Monday Evening, Six o'clock, September 24th, 1832. - An examination into the quotations given in the New Testament from the Old, with their connections and explanations, viz.: - Matt. 1:23, Is. 7:14; Matt. 2:15, Hosea 11:1; Matt. 2:18, Jer. 31:15; Matt. 11:10, 14, Mal. 3:1, 4:5; Matt. 21:16, Heb. 2:6, Ps. 8:2; Matt. 24:15, Dan. 9:27; Matt. 27:9, Zech. 11:12-13; Eph. 4:8, Ps. 68:18; Heb. 2:13, Isa. 8:18; Heb. 8:8, Jer. 31:31-34; Heb. 10:16, Jer. 31:33; Luke 1:73, Gen. 22:16; John 10:34, Ps. 82:6; John 19:37, Zech. 12:10; Acts 2:17, Isa. 44:3, Joel 2:25; Acts 15:16, Amos 9:11-12; Rom. 9:25, Hosea 2:23, 1:10; Rom. 10:5-6, Lev. 18:5, Deut. 30:13; 1 Cor. 9:9, 1 Tim. 5:18, Deut. 25:4; 1 Cor. 15:55, Hosea 13:14; Gal. 4:27, Isa. 54:1; 2 Peter 3:13, Isa. 65:17, 66:22.

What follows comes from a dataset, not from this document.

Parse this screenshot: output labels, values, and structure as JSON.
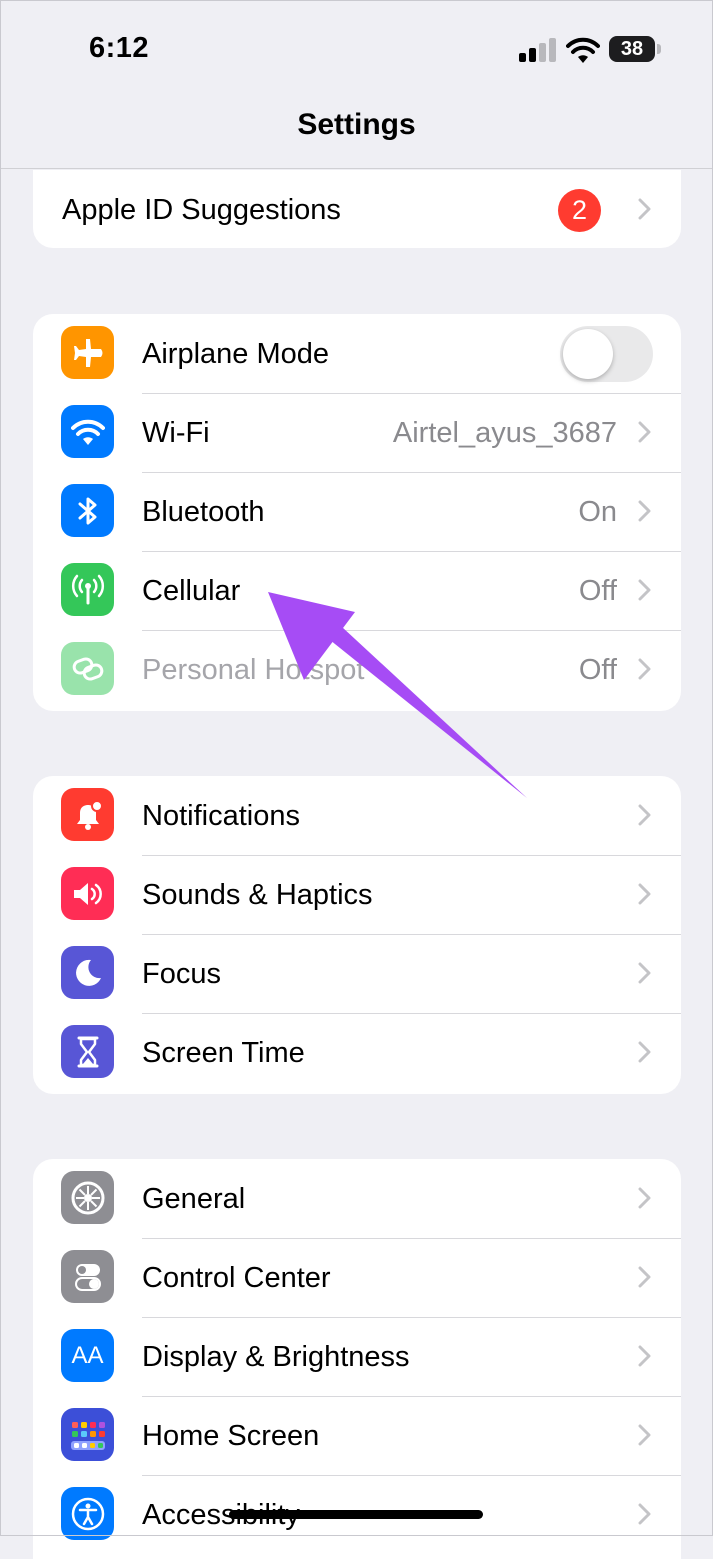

Tuesday. - The Prophetical character of each book in the Bible; including the three great feasts of the Jews, the blessings pronounced on Jacob's sons, the Parables in the Gospel, and the Epistles to the Seven Churches in Revelation.

Wednesday. - Should we expect a personal Antichrist? If so, to whom will he be revealed? Are there to be one or two great evil powers in the world at that time? Is there any uniform sense for the word Saint in the Prophetic, or New Testament scripture? By what covenant did the Jews, and shall the Jews, hold the land?

Thursday. - An inquiry into, and a connection between Daniel and the Apocalypse.

Friday. - What light does scripture throw on present events, and their moral character? What is next to be looked for and expected? Is there a prospect of a revival of Apostolic churches before the coming of Christ? What the duties arising out of present events? To what time, and to what class of persons do 1 Tim. 4; 2 Tim. 3; Jude; Matt. 24:23-24; and 2 Peter 3 refer?}